An appellate court on Thursday upheld opposition party leader Sam Rainsy’s defamation conviction for claiming Prime Minister Hun Sen’s media team pumped up the Cambodian leader’s Facebook presence with fake supporters.
Appellate Court Judge Samrith Sophal agreed with the trial court in a hastily announced decision that was attended only by the government official who oversees Hun Sen’s Facebook page.
Neither Sam Rainsy, who is barred from entering the country, nor his attorney Som Sokong, was present for the decision.
“This decision was rendered in absentia, yet is regarded by the court as being rendered in the presence of the parties to the proceedings,” Som Sokong told RFA’s Khmer Service. “We are going to appeal this decision in due course.”
Som Soeun, who is the website administrator for the ruling Cambodian People’s Party (CPP) in addition to being an official in the Ministry of Culture, said the court had delivered justice.
“As the CPP’s Facebook Working Group leader I am very satisfied with the decisions by the courts that found Sam Rainsy guilty of defaming me publicly,” he told RFA.
In November, Sam Rainsy was convicted in absentia of defamation by the Phnom Penh Municipal Court municipal court, and he was fined 10 million riel ($2,500) and ordered to pay Som Soeun 15 million riel ($3,750).
Sam Rainsy had accused Hun Sen’s media team of buying “likes” on Facebook from “click farms” abroad to increase the appearance of support for the prime minister.
Sam Rainsy told RFA’s Khmer Service during a live interview in November that it is Hun Sen who “should be liable for compensating the Cambodian people for all his lies and purchasing ‘likes’ for his Facebook [page].”
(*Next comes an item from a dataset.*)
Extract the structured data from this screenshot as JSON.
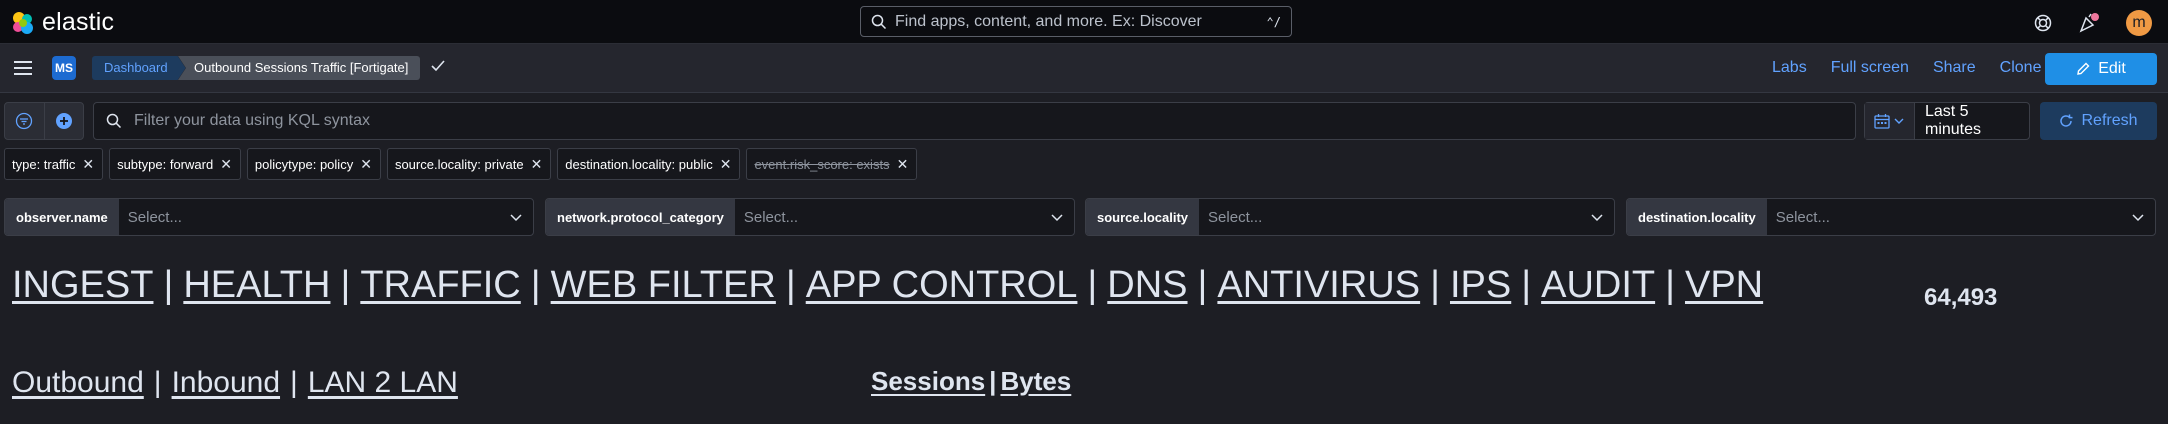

“American companies and Facebook can confirm that Hun Sen’s Facebook is full of fake ‘likes,’” he said. “He is again a coward for fabricating his popularity and asking his petty people to sue me in his stead.”
He went on to say that it was “hilarious” that Hun Sen’s Facebook page, which is available only in the Khmer language, had received almost a million likes from people in foreign countries such as India where Khmer is not spoken.
“How could about a million Indians know and support Hun Sen when they don’t even speak the language on his Facebook posts?” asked Sam Rainsy “So, the bottom line is millions of his likes have been purchased.”
Few from Cambodia
Reporters at The Phnom Penh Post in March analyzed the countries of origin for “likes” on Hun Sen’s Facebook page after he had surpassed 3 million fans and found that only 20 percent of them originated in Cambodia.
Their analysis showed that in the previous month more than half the “likes” were from abroad—mostly from India and the Philippines—calling into question their legitimacy.
Sam Rainsy has been living in France since 2015 to avoid arrest for a defamation case brought by former Foreign Minister Hor Namhong in 2008. He has been convicted in several court cases brought by members of the CPP.
In October, Hun Sen ordered police, immigration, and aviation authorities to "use all ways and means" to prevent the opposition leader from returning to the country, as Sam Rainsy has pledged to do before the country’s elections.
Reported by Moniroth Morm for RFA's Khmer Service. Translated by Nareth Muong. Written in English by Brooks Boliek.